Financial institutions need to start by determining where they fall on the digital maturity scale. Especially considering that only 13 percent of banks were ranked as “highly mature” in Accenture’s latest Digital Maturity Index report. To truly progress, it is critical that your financial institution receives an unbiased assessment of how far along you are in your digital journey. Understanding your maturity level makes it possible to plan for investment and execute a digital strategy with less friction.
The amount of customer data that goes into digital investment planning and roadmap prioritization processes is a critical component needed to assess a financial institution’s digital maturity. Using customer data produces meaningful insights that can be used to spark innovation and transformation within an organization. Data helps renew focus on solving real problems that need fixing and truly delighting customers through the appropriate application of digital capabilities.
It should be noted that establishing where a financial institution stands in terms of digital maturity can be a difficult and lengthy process. It may be beneficial to add additional resources to help assess a financial institution’s areas of need and define a clear path forward.
In some cases, it can be crucial to rely on an outside perspective that bypasses internal politics throughout the exercise to ensure unbiased results. Using an external organization to guide your institution through the process and provide mediation when necessary, can be very helpful – not only in the timely completion of the exercise, but also in minimizing disruption of current operations.
Finding Your Position in the Maturity Model

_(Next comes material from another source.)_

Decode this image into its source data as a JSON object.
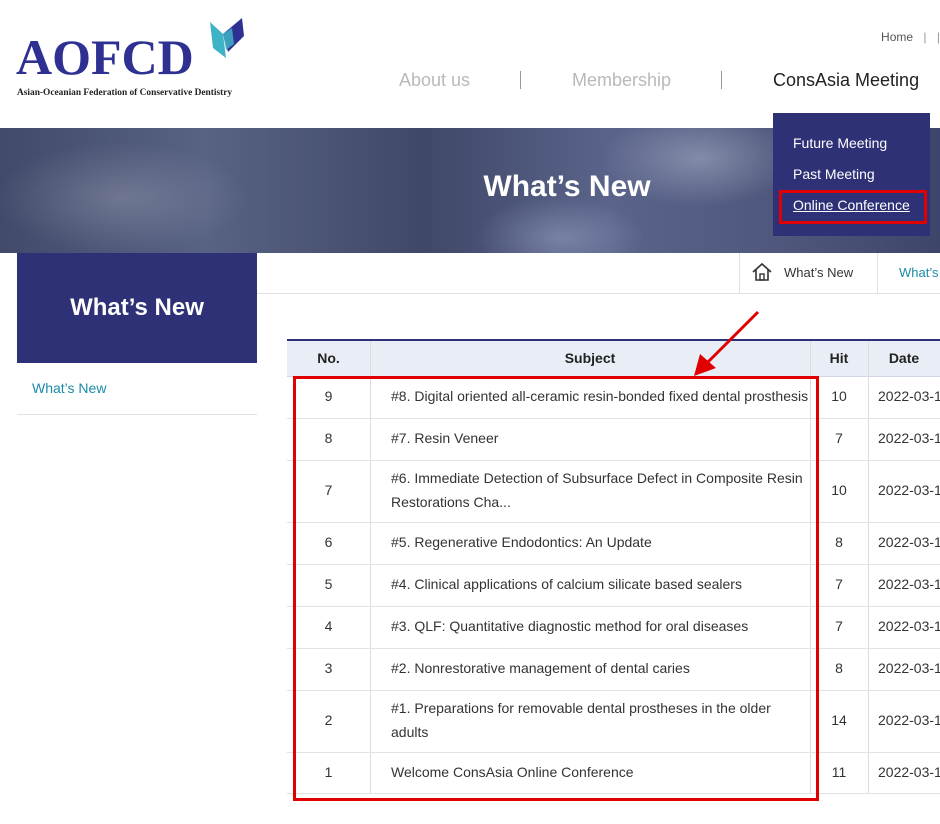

The digital maturity model is broken into four milestones along the journey to successful digital transformation. Financial institutions should understand and consider these milestones to identify where they fit in the framework and establish a plan to fill any gaps in their maturity.
These financial institutions respond to issues as they arise through ad hoc investment, pulling resources from other projects as required and setting priorities with very little insights used from customer data.
These financial institutions invest in areas where they have been forced to react in the past. Resources are probably being pulled between projects, and data collection as a means to determine success is still minimal. Prioritization is typically driven by executive leadership based on available historical data.
These financial institutions concentrate their investment in areas that they find are important to customers, based on previous experience and scattered data sources. While resources are typically staffed to manage any shortages, they may not be fully utilized. Data is used more extensively but stored in multiple locations, which requires analysts to hunt for the information they need, and priorities are set based on available data and market insights.
These financial institutions gather data from customer behaviors and habits across all channels to create a single source of truth to drive investment decisions. Resources and staff are fully utilized throughout the transformation process. In this stage, leadership has a big-picture view of digital development and uses data to guide investments.
Financial institutions need to determine where they currently are in this model before they can design their strategic roadmap to reach digital maturity. To find out more about how to gather the data required to assess your institution’s position within the framework, reach out to our team today.